A Message From Our Principal


There is an old Jewish legend about an audacious young man who visits two renowned rabbis, asking each of them “Teach me the Torah while I stand on one foot.” The first rabbi sends him away with a scolding, “Impudent youth, it takes a lifetime of study to learn the Torah!” But the second rabbi, Hillel, takes the challenge. While the young man stands precariously on one foot, Hillel explains, “Love your neighbor as yourself – that is the Torah, and everything else is commentary.” Thunderstruck by this exceptional answer, the young man becomes his student.

In our Religious School we build on the same understanding of the essence of the Torah. We believe Jewish education is valuable because it teaches us a way of living with sensitive concern for the welfare and happiness of our neighbors, concern that finds expression in empathy for others, courage to stand up for those who are bullied or oppressed and in acts of justice, generosity and peacemaking. We believe religious education helps us grow to our full stature as individuals and to create more caring families and communities.

Our curriculum for grades Kindergarten through 10 includes Hebrew language, Jewish texts ranging from stories of the Torah to contemporary literature, History, Israel, Holidays and Culture, B’nai Mitzvah preparation and Confirmation Class. Throughout their studies, we seek to impart the religious values of Jewish tradition and develop skills to cultivate humanity in our society.

Our core program for grades K-7 takes place from 4:30-6:30 on Friday afternoons, and the final 20-30 minutes is given to a Shabbat Service with our Rabbi in which students actively participate in music, readings and interpreting the lessons of the Torah. Parents and siblings are welcome to join us. Students preparing to become B’nai Mitzvah also have a weekday Hebrew class once a week; they work with a tutor on reading the Torah, and have the freedom to select a portion and mitzvah project that matters to them. Our teens meet in homes twice monthly, sharing Sunday brunch and conversation with the Rabbi; this year we plan to feature several visitors whose lives model Jewish values. Monthly Shabbat dinners and holiday celebrations which draw congregants of all ages together, a summer youth service camp and several cultural, recreational and service activities round out our students’ experience of Jewish life in community.

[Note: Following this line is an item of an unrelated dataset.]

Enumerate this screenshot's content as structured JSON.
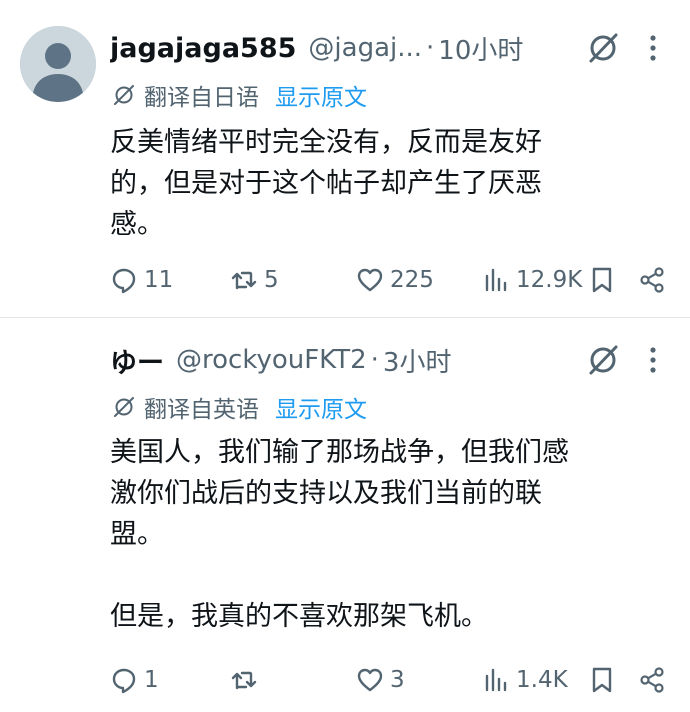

Our small classes provide an intimate and focused learning experience. Students who may be shy in larger groups or who need special support for learning thrive in our classes, as do students who can concentrate better in a quieter setting. We value welcoming Shabbat together, and we make the transition from the school week to Shabbat an experience of relaxation, reflection and celebration in the company of friends.

We welcome visitors. Please contact me.


Mary Oler